Stirling Prize-winner Stanton Williams has won planning approval for a new £40 million Children’s Rare Disease Research Centre building at Great Ormond Street Hospital
The scheme in Guildford Street, Bloomsbury, central London, marks the third stage of the hospital’s four-phase redevelopment programme and is being delivered with the University College London (UCL) and the Great Ormond Street Hospital Children’s Charity.
The new research centre will house 5,500m2 of laboratories, manufacturing facilities and clinical offices and will replace a soon-to-be-demolished 1968 office block currently on the site.
Initial estimates originally put the construction costs for the centre at £35million, rising to around £66 million after fees and fit-out. However the hospital admitted the ‘scope of research and clinical activity’ within the proposed building had increased during design development over the last two year and that build costs had risen to £40million.
The overall project budget, which also includes the purchase of the land, has now been set at £90million.

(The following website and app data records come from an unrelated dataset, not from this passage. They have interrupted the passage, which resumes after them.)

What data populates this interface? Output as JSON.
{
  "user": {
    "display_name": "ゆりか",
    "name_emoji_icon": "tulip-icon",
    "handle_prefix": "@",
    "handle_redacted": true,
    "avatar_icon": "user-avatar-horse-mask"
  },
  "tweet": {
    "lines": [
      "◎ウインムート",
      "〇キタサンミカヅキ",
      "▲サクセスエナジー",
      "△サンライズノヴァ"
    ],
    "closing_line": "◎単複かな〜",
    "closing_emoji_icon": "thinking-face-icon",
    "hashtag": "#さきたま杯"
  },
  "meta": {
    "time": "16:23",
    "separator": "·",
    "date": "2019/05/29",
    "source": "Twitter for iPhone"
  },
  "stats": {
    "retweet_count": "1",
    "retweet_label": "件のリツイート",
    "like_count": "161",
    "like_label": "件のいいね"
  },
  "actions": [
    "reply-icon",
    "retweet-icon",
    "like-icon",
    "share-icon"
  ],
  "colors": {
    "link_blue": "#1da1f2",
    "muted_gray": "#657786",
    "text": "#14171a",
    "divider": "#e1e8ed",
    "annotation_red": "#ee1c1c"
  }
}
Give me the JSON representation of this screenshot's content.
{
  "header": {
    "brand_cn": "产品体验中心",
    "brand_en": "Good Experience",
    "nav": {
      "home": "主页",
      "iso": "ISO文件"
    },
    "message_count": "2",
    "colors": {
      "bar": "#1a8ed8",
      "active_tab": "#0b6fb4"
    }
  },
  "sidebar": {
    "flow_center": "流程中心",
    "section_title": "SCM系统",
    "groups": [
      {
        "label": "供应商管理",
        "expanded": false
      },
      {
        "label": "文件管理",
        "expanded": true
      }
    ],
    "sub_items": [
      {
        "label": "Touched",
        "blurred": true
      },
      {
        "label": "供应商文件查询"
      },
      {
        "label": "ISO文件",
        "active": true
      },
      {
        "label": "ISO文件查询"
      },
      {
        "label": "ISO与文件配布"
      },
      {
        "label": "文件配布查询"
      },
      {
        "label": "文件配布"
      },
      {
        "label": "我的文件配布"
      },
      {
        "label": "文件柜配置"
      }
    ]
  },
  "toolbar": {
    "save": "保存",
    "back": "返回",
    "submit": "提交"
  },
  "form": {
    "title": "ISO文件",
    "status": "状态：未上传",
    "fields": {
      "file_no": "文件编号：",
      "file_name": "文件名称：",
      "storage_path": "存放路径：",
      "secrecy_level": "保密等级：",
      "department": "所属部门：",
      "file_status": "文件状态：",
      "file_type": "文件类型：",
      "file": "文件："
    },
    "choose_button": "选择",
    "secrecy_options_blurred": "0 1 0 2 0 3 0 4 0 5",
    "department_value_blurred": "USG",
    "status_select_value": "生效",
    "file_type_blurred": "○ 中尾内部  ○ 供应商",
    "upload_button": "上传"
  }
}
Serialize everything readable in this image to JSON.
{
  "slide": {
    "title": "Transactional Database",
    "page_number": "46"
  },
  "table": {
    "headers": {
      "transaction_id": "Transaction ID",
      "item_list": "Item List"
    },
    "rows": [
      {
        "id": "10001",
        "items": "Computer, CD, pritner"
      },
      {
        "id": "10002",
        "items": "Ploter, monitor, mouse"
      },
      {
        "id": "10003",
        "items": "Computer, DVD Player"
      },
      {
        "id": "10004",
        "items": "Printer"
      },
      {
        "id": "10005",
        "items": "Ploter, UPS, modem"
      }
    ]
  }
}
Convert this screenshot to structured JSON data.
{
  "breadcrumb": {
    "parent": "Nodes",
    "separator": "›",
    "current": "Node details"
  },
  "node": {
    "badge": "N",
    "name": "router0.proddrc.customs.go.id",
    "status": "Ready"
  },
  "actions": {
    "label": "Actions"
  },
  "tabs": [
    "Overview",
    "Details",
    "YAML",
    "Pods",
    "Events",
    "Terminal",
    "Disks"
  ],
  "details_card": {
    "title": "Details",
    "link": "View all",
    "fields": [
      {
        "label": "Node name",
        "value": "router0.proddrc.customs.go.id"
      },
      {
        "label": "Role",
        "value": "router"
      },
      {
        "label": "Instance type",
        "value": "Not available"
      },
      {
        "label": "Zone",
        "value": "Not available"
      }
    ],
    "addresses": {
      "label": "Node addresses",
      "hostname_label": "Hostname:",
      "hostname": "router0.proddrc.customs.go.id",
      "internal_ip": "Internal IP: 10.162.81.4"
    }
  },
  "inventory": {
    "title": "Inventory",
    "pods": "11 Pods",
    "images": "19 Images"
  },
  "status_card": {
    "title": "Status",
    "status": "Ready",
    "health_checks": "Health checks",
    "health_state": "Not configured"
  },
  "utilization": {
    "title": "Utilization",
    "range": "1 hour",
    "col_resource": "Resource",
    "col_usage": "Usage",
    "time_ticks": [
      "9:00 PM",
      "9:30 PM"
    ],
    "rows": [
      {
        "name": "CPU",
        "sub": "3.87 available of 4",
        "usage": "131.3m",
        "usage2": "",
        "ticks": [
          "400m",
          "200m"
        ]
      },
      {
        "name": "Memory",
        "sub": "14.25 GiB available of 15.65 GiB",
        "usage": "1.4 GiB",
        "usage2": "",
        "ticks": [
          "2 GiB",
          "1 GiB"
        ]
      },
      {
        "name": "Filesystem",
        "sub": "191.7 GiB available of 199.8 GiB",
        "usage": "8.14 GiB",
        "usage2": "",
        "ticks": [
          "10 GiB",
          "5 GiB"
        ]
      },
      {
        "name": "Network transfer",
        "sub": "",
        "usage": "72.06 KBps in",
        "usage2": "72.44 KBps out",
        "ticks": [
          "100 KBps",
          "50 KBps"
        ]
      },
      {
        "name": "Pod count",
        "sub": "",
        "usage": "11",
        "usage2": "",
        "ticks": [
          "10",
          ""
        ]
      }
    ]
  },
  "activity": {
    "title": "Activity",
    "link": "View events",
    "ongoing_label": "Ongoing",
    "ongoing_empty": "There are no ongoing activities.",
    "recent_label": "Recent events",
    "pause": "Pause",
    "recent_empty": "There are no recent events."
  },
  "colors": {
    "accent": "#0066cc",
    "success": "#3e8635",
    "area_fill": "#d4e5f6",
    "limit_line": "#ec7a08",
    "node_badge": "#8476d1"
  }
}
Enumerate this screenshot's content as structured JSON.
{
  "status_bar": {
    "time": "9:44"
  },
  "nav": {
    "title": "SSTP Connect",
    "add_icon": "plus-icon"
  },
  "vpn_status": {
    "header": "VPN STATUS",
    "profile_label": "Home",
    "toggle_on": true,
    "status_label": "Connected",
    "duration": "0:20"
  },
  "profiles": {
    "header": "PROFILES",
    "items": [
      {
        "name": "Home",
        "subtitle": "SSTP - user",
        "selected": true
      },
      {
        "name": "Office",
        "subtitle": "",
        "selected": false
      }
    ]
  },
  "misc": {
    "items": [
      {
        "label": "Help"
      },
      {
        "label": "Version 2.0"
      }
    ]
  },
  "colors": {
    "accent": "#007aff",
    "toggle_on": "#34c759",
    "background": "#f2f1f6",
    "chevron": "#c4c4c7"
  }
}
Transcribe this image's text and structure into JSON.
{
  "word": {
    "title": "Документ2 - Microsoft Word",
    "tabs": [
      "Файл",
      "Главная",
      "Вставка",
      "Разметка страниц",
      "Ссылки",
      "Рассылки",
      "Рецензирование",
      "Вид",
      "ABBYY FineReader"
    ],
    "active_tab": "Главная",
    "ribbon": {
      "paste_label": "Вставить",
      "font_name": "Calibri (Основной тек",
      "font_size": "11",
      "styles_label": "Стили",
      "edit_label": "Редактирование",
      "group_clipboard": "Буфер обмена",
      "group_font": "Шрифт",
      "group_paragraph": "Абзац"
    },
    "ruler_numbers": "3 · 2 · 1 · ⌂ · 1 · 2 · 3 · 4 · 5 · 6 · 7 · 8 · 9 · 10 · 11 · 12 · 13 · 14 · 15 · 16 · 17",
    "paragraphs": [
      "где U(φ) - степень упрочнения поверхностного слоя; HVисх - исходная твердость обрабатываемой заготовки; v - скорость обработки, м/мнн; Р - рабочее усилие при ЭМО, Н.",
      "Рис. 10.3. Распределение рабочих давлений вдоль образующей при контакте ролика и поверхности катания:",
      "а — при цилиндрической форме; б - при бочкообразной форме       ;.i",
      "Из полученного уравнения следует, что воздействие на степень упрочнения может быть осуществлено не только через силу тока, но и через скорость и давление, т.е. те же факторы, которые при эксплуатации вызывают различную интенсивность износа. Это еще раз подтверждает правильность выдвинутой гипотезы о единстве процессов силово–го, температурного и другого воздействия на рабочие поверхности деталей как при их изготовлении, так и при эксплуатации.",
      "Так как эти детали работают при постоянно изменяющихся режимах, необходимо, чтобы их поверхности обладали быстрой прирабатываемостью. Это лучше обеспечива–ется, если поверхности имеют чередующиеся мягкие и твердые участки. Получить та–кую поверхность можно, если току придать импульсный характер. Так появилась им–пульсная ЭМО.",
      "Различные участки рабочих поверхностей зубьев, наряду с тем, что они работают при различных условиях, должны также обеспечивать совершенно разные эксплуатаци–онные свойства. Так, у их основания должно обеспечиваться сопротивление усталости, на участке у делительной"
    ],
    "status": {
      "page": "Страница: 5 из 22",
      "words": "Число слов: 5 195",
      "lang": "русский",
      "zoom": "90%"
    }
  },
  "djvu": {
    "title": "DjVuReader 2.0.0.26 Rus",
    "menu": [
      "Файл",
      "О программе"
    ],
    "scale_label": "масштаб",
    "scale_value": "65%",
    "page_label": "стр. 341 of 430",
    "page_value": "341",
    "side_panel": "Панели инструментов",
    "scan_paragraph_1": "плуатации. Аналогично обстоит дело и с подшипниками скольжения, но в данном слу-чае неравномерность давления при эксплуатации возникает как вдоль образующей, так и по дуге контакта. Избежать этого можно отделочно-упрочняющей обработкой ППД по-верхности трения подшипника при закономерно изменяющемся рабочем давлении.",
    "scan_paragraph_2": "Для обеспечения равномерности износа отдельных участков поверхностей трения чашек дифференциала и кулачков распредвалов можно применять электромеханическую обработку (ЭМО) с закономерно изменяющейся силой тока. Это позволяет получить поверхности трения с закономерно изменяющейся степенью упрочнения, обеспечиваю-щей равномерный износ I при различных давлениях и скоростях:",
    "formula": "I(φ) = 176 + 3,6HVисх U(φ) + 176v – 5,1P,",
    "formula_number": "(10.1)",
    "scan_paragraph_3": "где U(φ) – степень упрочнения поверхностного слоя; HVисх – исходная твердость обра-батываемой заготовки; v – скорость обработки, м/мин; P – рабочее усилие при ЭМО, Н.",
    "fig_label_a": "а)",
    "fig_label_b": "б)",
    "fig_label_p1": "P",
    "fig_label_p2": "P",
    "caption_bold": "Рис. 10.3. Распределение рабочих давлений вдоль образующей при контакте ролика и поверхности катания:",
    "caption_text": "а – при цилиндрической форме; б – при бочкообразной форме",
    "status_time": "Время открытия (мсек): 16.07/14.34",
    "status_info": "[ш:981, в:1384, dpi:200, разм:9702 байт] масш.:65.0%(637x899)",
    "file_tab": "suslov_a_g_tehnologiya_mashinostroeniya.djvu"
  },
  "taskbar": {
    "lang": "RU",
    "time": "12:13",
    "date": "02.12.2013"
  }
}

The building is due to open in 2018.
Stanton Williams’ director Gavin Henderson said: ‘The building has been carefully designed to be sensitive to its context within a conservation area, revitalise the streetscape and give public expression to the important scientific endeavours within.
‘Internally, the design of the new centre promotes interaction between patients and research staff. Extensive glazing offering views into the lower ground laboratories and a carefully articulated network of vertical terracotta fins gives a strong visual identity to the facades opposite Coram’s Fields, reflecting the public significance of the building and the important work taking place inside.’
The practice won the 2012 Stirling Prize with its Sainsbury Laboratory in Cambridge.
Meanwhile the Premier Inn Clinical Building for the hospital designed by Llewelyn Davies - the second phase of the redevelopment programme - is currently on site. It will complete the Mittal Children’s Medical Centre and increase GOSH’s capacity for treating children by up to 20 per cent when it opens in 2017.
The new building will include new inpatient wards with ‘more spacious bedrooms’, integrated operating theatres and a post anaesthetic care unit.